Start as Small as You Need
Uncertain or nervous about starting a new yoga practice? That's normal, and the solution is to start as small as you need. "Just a breath or just a pose is plenty," Heeran said. "You might start with that, especially if you're intimidated. Just do one pose and and see how it feels. That's doing yoga."
One of Heeran's favorite poses for anxiety is Reclined Butterfly (a butterfly hip stretch while lying on your back). "It's really a way of just calming the nervous system and grounding." She also recommended Child's Pose or Legs Up the Wall as accessible beginner's poses.
If the physical aspect still intimidates you, you could also start out with a short, three-minute meditation, Watson said. Combine it with deep breathing, Heeran added: inhale for four counts, hold your breath for four counts, exhale for four counts. You could also try a walking meditation. Ask yourself what you can do to "be more connected to my body rather than the energy of anxiety," Heeran said.
Find a Practice You Connect With
Yoga differs between types of practices, and you might find that some soothe your anxiety more effectively than others. Here are a few to try:
- Kundalini: Kundalini yoga combines physical movements with longer periods of meditation and deep breathing. If the movement is too much, Watson recommended trying still meditation. "Sometimes your body might need a break, but you can meditate every single day."
- Yin: A Yin yoga class is slower and more restorative, holding poses longer to let your muscles and mind open up. "That can be really great for some people," Heeran said.
- Hatha: You may find that more intense classes do more to calm your mind. "For some people, the idea of slowing down is almost too scary," Heeran said. "They may need more of a physical practice that can calm the mind enough to soften and relax." Some styles of Hatha yoga, the genre that most Western yoga classes fall under, may feel more like yoga-style workouts that increase your heart rate and work your muscles.
Know That Your Mind May Resist Yoga at First
Don't get down on yourself if you struggle with consistency or finding the motivation to begin. The self-shaming is more likely to worsen your anxiety and drive you further away. The best thing to do, Watson told POPSUGAR, is to forgive yourself and try again.
"We often find resistance to doing the things that we know will help us, because we can feel stuck in our own patterns," she explained. "Don't let the not doing it create more self-doubt or negativity. Just allow yourself the space and the time to learn how to be consistent with it. Any little that you can do always helps."
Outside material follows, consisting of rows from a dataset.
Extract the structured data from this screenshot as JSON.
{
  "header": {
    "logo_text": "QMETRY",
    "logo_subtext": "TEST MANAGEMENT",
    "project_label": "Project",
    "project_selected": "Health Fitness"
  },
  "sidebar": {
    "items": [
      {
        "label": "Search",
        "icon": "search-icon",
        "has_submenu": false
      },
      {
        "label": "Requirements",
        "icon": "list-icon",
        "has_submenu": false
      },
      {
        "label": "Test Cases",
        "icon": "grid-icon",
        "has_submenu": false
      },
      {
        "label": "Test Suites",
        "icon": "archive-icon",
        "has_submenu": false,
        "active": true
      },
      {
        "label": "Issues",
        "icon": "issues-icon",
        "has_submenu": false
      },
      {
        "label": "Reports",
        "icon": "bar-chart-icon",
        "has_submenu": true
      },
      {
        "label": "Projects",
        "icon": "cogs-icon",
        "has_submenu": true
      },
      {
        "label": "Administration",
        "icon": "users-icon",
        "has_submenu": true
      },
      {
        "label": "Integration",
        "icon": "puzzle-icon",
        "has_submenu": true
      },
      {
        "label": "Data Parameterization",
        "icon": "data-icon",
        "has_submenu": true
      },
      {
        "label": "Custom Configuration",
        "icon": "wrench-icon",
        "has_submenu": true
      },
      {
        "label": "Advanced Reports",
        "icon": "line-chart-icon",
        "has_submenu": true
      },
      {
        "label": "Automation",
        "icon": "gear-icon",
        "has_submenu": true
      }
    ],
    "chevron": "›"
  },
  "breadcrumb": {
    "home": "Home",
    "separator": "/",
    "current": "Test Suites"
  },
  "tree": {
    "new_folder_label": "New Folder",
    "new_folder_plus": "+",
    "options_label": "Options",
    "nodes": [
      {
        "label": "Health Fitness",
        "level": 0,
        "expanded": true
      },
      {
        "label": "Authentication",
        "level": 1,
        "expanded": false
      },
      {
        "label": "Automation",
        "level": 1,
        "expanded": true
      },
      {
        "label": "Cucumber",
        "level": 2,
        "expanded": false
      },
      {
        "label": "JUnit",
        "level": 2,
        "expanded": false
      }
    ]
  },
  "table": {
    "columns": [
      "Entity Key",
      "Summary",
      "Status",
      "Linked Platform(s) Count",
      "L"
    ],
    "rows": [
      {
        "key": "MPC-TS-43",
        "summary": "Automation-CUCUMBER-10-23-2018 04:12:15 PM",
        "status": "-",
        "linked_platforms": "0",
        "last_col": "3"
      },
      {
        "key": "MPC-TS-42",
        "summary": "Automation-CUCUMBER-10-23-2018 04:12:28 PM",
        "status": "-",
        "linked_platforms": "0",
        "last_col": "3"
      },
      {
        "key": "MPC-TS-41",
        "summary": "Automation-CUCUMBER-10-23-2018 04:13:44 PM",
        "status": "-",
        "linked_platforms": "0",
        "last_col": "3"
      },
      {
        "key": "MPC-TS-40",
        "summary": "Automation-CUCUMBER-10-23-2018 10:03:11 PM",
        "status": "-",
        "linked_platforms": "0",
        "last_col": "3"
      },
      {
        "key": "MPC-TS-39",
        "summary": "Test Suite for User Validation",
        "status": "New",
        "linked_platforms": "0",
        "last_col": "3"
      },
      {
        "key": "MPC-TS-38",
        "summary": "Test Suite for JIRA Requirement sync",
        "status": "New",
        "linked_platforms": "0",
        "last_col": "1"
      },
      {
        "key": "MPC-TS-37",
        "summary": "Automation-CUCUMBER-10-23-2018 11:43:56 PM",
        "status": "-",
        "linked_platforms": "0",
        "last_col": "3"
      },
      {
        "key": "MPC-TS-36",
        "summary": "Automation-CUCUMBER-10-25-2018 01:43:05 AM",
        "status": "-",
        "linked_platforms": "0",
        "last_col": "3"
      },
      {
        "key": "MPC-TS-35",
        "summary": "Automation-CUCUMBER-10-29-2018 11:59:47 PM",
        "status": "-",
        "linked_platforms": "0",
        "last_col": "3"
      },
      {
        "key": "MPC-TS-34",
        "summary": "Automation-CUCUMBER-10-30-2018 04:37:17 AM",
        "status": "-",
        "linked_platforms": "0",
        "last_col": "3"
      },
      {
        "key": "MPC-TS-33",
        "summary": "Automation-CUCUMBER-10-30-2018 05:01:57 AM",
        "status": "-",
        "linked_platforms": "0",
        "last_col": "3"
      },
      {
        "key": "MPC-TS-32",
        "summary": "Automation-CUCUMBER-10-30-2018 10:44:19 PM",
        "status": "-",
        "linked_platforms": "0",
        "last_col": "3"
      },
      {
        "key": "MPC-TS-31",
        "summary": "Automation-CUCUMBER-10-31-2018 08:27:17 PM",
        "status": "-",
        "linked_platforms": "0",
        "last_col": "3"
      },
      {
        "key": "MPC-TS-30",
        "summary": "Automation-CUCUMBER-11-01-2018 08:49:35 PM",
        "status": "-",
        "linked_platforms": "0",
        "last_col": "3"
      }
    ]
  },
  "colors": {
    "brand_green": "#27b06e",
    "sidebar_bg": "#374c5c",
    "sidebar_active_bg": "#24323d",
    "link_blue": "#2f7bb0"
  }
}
Don't Get Discouraged by Physical Obstacles
Repeat after us: yoga isn't about how flexible or strong you are. "We all get so caught in what we can't do," Heeran said. "Yoga is really about how do we bring mind, body, and spirit together, and stay connected within? When we're in a state of anxiety, we're only in one kind of a state. With yoga, it's saying, 'Let's try to link every part of ourselves together.'" The goal of yoga isn't to twist yourself into complicated poses; it's to connect your mind with your body and center yourself through breath and movement, whatever that looks like for you.
"We want yoga to be inclusive," Heeran said. "We want it to be for everyone."
Be Patient With Yourself
There's no right or wrong way to do yoga, Heeran told us. And when you're establishing a practice, especially as a way to ease anxiety, it's key to give yourself "space and grace," Watson said. You probably won't see an overnight mental transformation, which is OK. "Just because you meditate or do yoga doesn't mean you're immune to anxiety," Watson explained. "What it means is that you're building up your nervous system so that, when you meet the challenges in your life, you're able to handle them that much more effectively."